Of course, what’s the use of having an HSA, 401K, or other investment plan if we don’t have any money to put into them? As EBRI reports, “Cost of living and day-to-day expenses head the list of reasons why workers do not contribute (or contribute more) to their employer’s plan, with 41 percent of eligible workers citing this factor.”

To better prepare for our living expenses tomorrow, we need to keep an eye on our living expenses today, with high levels of debt requiring immediate attention.

“55 percent of workers and 39 percent of retirees report having a problem with their level of debt,” the report found, “and only half (50 percent of workers and 52 percent of retirees) say they could definitely come up with $2,000 if an unexpected need arose within the next month”.

Naturally, some types of debt are necessary, even beneficial. Purchasing a home or apartment can be a great way to build up equity and stop tossing rent money out the window.

But for almost all other expenses, if you can’t afford to pay for an item in cash, you probably can’t afford the item at all; at least not right now. If the item ends up sitting on your credit card for an entire year, you will have paid some 20 percent more than it would have cost you if you had paid in cash.

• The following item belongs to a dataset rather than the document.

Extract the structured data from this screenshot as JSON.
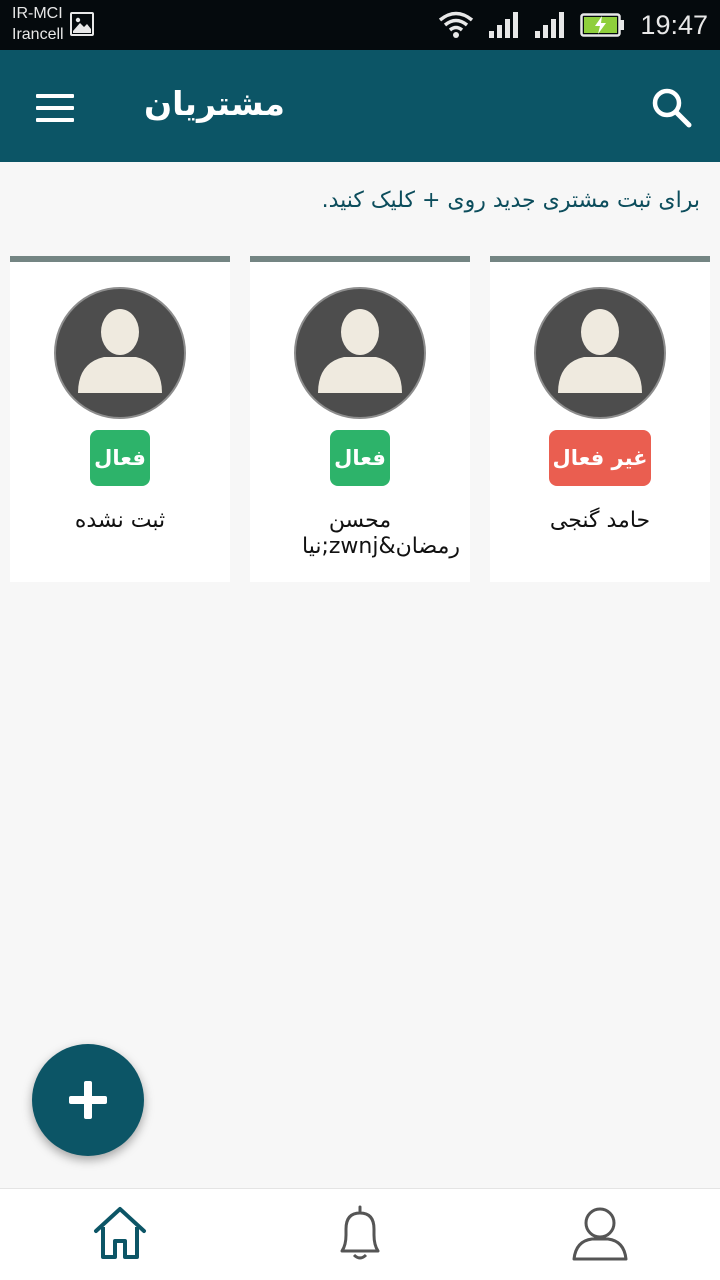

Banks have enough money. Keep the interest for yourself. You’ll be needing it in the future. The interest you pay your credit card company could be helping you instead of them if you stash it in your retirement account and shop with cash as often as you can.

Seek Professional Advice

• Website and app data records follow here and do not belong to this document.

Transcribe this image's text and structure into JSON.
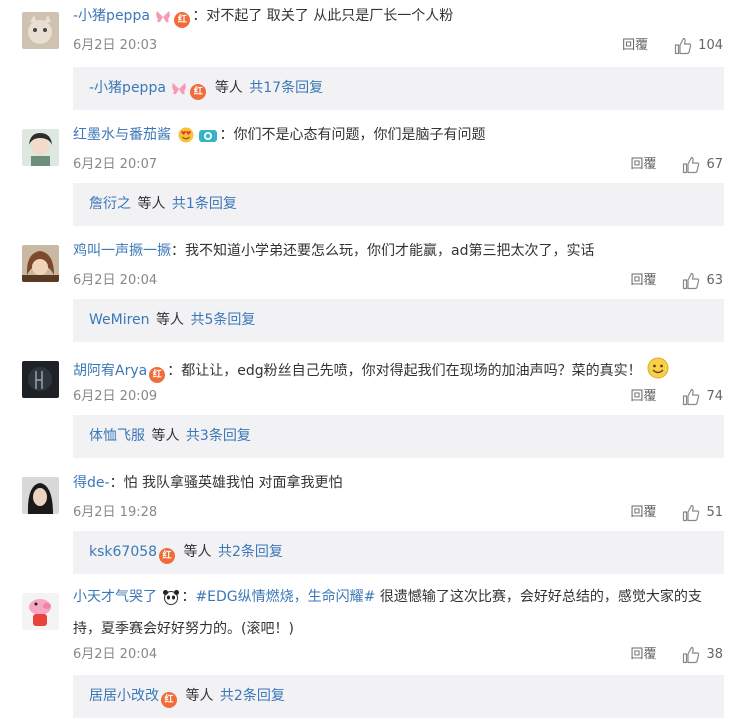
{
  "comments": [
    {
      "user": "-小猪peppa",
      "text": "：对不起了 取关了 从此只是厂长一个人粉",
      "date": "6月2日 20:03",
      "reply_label": "回覆",
      "likes": "104",
      "sub_user": "-小猪peppa",
      "sub_mid": "等人",
      "sub_total": "共17条回复"
    },
    {
      "user": "红墨水与番茄酱",
      "text": "：你们不是心态有问题，你们是脑子有问题",
      "date": "6月2日 20:07",
      "reply_label": "回覆",
      "likes": "67",
      "sub_user": "詹衍之",
      "sub_mid": "等人",
      "sub_total": "共1条回复"
    },
    {
      "user": "鸡叫一声撅一撅",
      "text": "：我不知道小学弟还要怎么玩，你们才能赢，ad第三把太次了，实话",
      "date": "6月2日 20:04",
      "reply_label": "回覆",
      "likes": "63",
      "sub_user": "WeMiren",
      "sub_mid": "等人",
      "sub_total": "共5条回复"
    },
    {
      "user": "胡阿宥Arya",
      "text": "：都让让，edg粉丝自己先喷，你对得起我们在现场的加油声吗？菜的真实！",
      "date": "6月2日 20:09",
      "reply_label": "回覆",
      "likes": "74",
      "sub_user": "体恤飞服",
      "sub_mid": "等人",
      "sub_total": "共3条回复"
    },
    {
      "user": "得de-",
      "text": "：怕 我队拿骚英雄我怕 对面拿我更怕",
      "date": "6月2日 19:28",
      "reply_label": "回覆",
      "likes": "51",
      "sub_user": "ksk67058",
      "sub_mid": "等人",
      "sub_total": "共2条回复"
    },
    {
      "user": "小天才气哭了",
      "tag": "#EDG纵情燃烧，生命闪耀#",
      "text_prefix": "：",
      "text": " 很遗憾输了这次比赛，会好好总结的，感觉大家的支持，夏季赛会好好努力的。(滚吧！)",
      "date": "6月2日 20:04",
      "reply_label": "回覆",
      "likes": "38",
      "sub_user": "居居小改改",
      "sub_mid": "等人",
      "sub_total": "共2条回复"
    }
  ],
  "badge_label": "红",
  "colors": {
    "username": "#eb7350",
    "link": "#3b78b7",
    "subbox_bg": "#f2f2f5",
    "meta": "#888888"
  },
  "icons": {
    "like": "thumbs-up-icon",
    "badge": "red-v-badge-icon",
    "butterfly": "butterfly-icon",
    "smile": "smile-emoji-icon",
    "heart_eyes": "heart-eyes-emoji-icon",
    "camera": "camera-icon",
    "panda": "panda-icon"
  }
}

Everyone understands we should consult a doctor when seeking medical health advice. But few acknowledge the importance of consulting a financial advisor for some healthy investment advice.

“Just 23 percent of workers (and 28 percent of retirees) report they have obtained investment advice from a professional financial advisor,” the EBRI survey revealed. “Of these workers, 27 percent followed all of the advice, but more [68 percent] disregarded some” or even most of it.

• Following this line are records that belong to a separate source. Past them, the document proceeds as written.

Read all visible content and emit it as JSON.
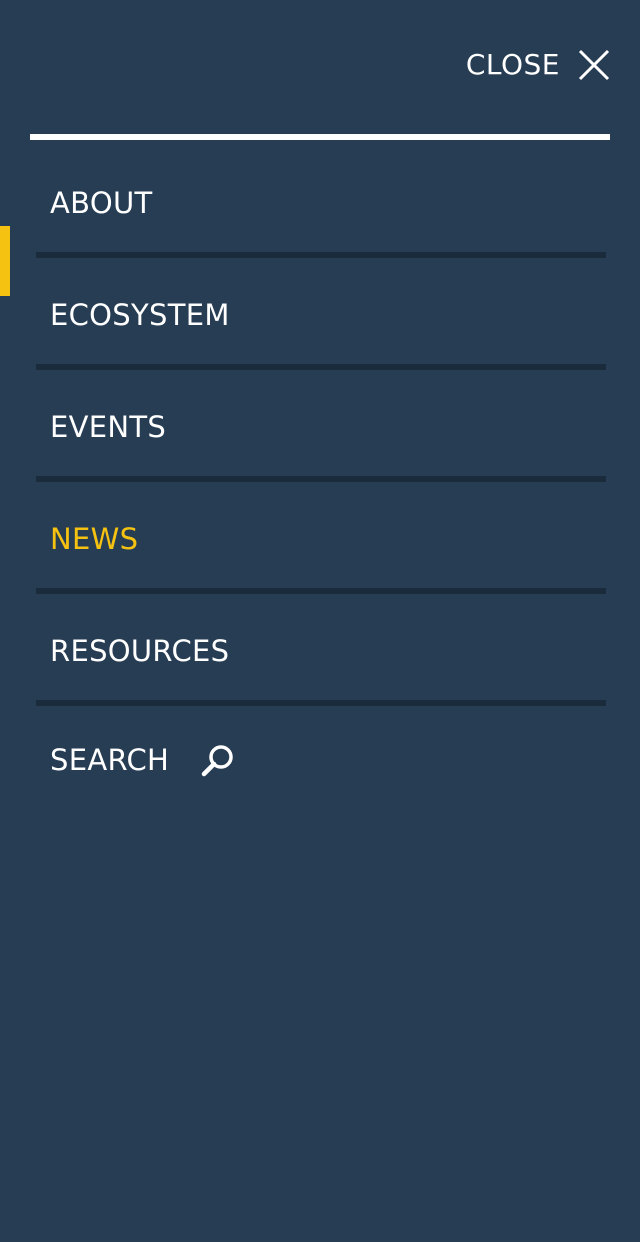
{
  "header": {
    "close_label": "CLOSE",
    "close_icon": "close-icon"
  },
  "nav": {
    "items": [
      {
        "label": "ABOUT",
        "active": false
      },
      {
        "label": "ECOSYSTEM",
        "active": false
      },
      {
        "label": "EVENTS",
        "active": false
      },
      {
        "label": "NEWS",
        "active": true
      },
      {
        "label": "RESOURCES",
        "active": false
      }
    ],
    "search_label": "SEARCH",
    "search_icon": "search-icon"
  },
  "colors": {
    "background": "#273d54",
    "text": "#ffffff",
    "accent": "#f5c211",
    "divider": "#1a2b3b"
  }
}
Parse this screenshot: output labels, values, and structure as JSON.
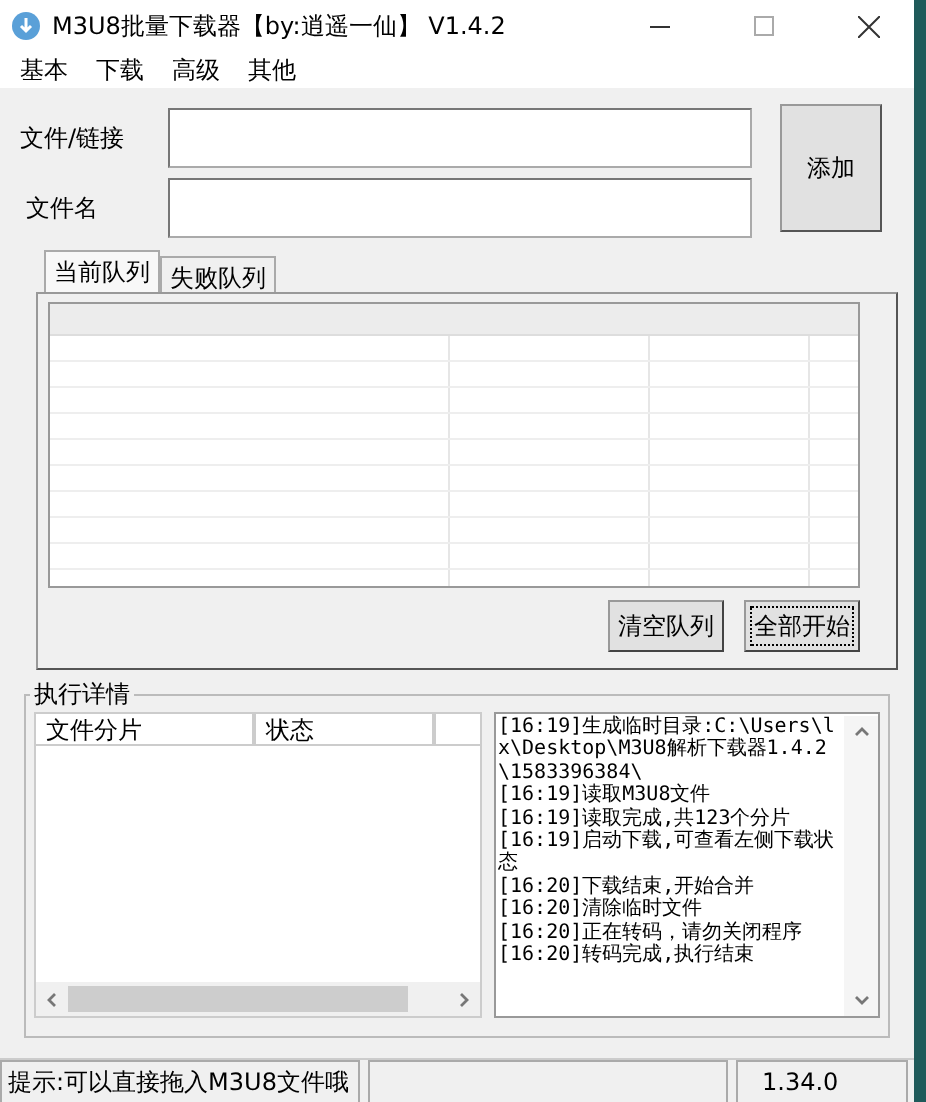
{
  "window": {
    "title": "M3U8批量下载器【by:逍遥一仙】 V1.4.2"
  },
  "menu": [
    "基本",
    "下载",
    "高级",
    "其他"
  ],
  "form": {
    "fields": [
      {
        "label": "文件/链接"
      },
      {
        "label": "文件名"
      }
    ],
    "add_button": "添加"
  },
  "tabs": [
    {
      "label": "当前队列",
      "selected": true
    },
    {
      "label": "失败队列",
      "selected": false
    }
  ],
  "queue_buttons": [
    {
      "label": "清空队列",
      "focused": false
    },
    {
      "label": "全部开始",
      "focused": true
    }
  ],
  "details": {
    "title": "执行详情",
    "columns": [
      "文件分片",
      "状态"
    ],
    "log": [
      "[16:19]生成临时目录:C:\\Users\\lx\\Desktop\\M3U8解析下载器1.4.2\\1583396384\\",
      "[16:19]读取M3U8文件",
      "[16:19]读取完成,共123个分片",
      "[16:19]启动下载,可查看左侧下载状态",
      "[16:20]下载结束,开始合并",
      "[16:20]清除临时文件",
      "[16:20]正在转码，请勿关闭程序",
      "[16:20]转码完成,执行结束"
    ]
  },
  "status_bar": {
    "hint": "提示:可以直接拖入M3U8文件哦",
    "version": "1.34.0"
  }
}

Well at least they consulted; that’s an important first step. With plenty of information available on tv and the web, there is really no excuse for financial illiteracy. And considering the costs of retirement as noted above, there is really no tolerance for it either. We owe it to ourselves to seek professional retirement planning advise, and perhaps even hiring some services.

Preventative Care

There is one more thing we can do to reduce retirement costs and better care for our health in the future… we can take better care of our health today.

As always, the most obvious concern is smoking. It is one of the few products we put in our mouths that our bodies have absolutely no use for. They contribute nothing, while costing us our health and our money – both today and in the future. Not only can quitting save you as much as $300 per month on tobacco products, it can also save you a few hundred dollars a month on insurance premiums – not to mention hundreds of thousands of dollars in future healthcare costs.

The same goes for excessive alcohol consumption. Cutting back will save you a little money now, and a lot of money later. A new liver is not only expensive, but can be hard to find in the first place.

Finally, we mustn’t under-appreciate the importance of a proper diet and exercise.

Although this is one area where we might have to increase our present spending to cover the higher costs for non-factory foods and gym memberships, it pays off in the long run when considering the high cost of treating diabetes, heart disease, and other complications associated with obesity.

You can think of this as a fixed asset investment.

Has Your Confidence Retired Before You Have?

Despite improving economic reports fired at us from the tops of ivory towers on a weekly basis, at the ground level Americans are still uncertain about their futures.

Don’t let your confidence in your retirement retire before you do. Make an honest assessment of your future needs and consult with professional planners to help you draw up a plan to enjoy your retirement.

Increasing costs coupled with decreasing government assistance mean we must take a more active role in supporting ourselves.

If we start now with the basics of decreasing our expenses and increasing our investments, we can make sure our retirement needs are not only met but even surpassed.

Joseph Cafariello